It was a valid, legal, “tender”, and life-saving banknote—
For now, I could float.
Outside, the note lay unfolded, as I observed and closely read
The rectangular piece of pinkish red paper that I there bore.
“Though you might fulfill your duty, you,” I said, “are sure no beauty,
Nor would many call you a cutie; in fact you’re an eyesore;
You’re a cheap and gaudy, third-rate, showy, substandard eyesore.”
Quoth the note “Mitron”.
Much I marveled this ungainly note to hear discourse so plainly,
Though its answer little meaning–little relevancy bore;
For you must accept the truth, that no healthy and sober youth
Had ever held such a smooth-talking currency note,
Such a smooth-talking, pink, badly-printed two thousand rupee note
That addressed him as “Mitron”.
Then, methought, the air grew denser, just outside the cash dispenser,
So I started moving, tenser, to the adjacent grocery store.
Here a grizzled, old, undaunted man, with eyes dark and haunted,
Looked at me as if he wanted to ask me something more
As if he wanted nothing but to ask me something more.
I stared at this eyesore.
“Prophet!” said he, “note-bearer, may none be wiser or fairer,
By that man that looks out for us – that Modi we both adore –
Tell this soul cloven by mayhem, if within that ATM,
It shall clasp a sainted gem which it has come here for –
Clasp the rare and radiant pink gem which it has come here for.”
I said, “Patience, mitron.”
“Be that word our sign of parting, anti-national!” he shrieked upstarting –
“Get thee gone to Pakistan or the next-door grocery store!
Leave no paper slip as token of that lie thy soul hath spoken!
Leave my patriotism unbroken! – go to Balaji general store!
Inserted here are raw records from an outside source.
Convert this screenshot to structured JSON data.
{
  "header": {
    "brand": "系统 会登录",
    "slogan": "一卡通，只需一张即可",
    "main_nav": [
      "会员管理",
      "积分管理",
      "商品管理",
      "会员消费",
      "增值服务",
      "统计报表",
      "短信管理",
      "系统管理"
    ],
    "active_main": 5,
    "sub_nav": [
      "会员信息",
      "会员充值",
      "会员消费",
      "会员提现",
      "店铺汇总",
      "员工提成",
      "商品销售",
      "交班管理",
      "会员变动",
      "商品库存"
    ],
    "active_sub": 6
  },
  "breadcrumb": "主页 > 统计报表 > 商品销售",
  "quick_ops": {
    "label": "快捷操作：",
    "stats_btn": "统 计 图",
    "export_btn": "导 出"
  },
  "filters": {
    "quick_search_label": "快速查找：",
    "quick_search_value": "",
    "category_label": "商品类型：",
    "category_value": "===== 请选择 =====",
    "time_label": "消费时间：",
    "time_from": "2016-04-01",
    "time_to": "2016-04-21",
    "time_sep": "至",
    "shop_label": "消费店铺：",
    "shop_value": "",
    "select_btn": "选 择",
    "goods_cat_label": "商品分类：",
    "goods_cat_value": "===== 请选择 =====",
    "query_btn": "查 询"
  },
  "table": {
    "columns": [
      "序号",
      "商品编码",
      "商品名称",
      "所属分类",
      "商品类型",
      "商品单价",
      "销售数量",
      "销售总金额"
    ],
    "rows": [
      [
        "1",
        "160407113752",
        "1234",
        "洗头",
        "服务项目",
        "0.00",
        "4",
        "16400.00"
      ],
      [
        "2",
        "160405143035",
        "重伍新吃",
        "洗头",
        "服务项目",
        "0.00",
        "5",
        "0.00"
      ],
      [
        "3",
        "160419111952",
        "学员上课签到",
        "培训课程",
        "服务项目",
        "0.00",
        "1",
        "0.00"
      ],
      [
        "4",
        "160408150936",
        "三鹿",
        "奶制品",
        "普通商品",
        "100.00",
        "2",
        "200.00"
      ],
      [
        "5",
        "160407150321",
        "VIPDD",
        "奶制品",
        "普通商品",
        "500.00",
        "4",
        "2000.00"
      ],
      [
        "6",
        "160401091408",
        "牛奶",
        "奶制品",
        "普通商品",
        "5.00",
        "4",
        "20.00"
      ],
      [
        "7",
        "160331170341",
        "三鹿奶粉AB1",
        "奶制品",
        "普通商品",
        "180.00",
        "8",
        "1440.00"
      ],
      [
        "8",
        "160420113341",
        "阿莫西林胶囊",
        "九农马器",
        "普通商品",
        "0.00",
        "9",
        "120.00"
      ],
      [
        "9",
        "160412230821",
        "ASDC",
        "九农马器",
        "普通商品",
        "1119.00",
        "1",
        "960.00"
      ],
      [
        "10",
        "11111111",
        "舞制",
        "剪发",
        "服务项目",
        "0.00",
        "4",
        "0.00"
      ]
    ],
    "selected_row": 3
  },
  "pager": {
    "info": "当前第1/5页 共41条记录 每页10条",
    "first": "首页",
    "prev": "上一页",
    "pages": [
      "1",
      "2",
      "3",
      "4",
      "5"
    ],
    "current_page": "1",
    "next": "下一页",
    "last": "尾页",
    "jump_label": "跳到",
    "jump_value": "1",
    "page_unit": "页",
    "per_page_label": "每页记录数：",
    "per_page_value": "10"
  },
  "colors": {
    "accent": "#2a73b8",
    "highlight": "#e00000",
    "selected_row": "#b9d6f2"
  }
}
Go and buy your treasonous goods from Balaji general store!”
So I gladly went next door.
And the queue, never dwindling, still is waiting, still is waiting,
Outside the SBI ATM, beside the grocery store;
And their eyes have all the seeming of a demon’s that is dreaming,
And the burly ATM guard throws his weight around the door;
But have patience, wait for fifty, hundred, two hundred days more,
A few more months, mitron!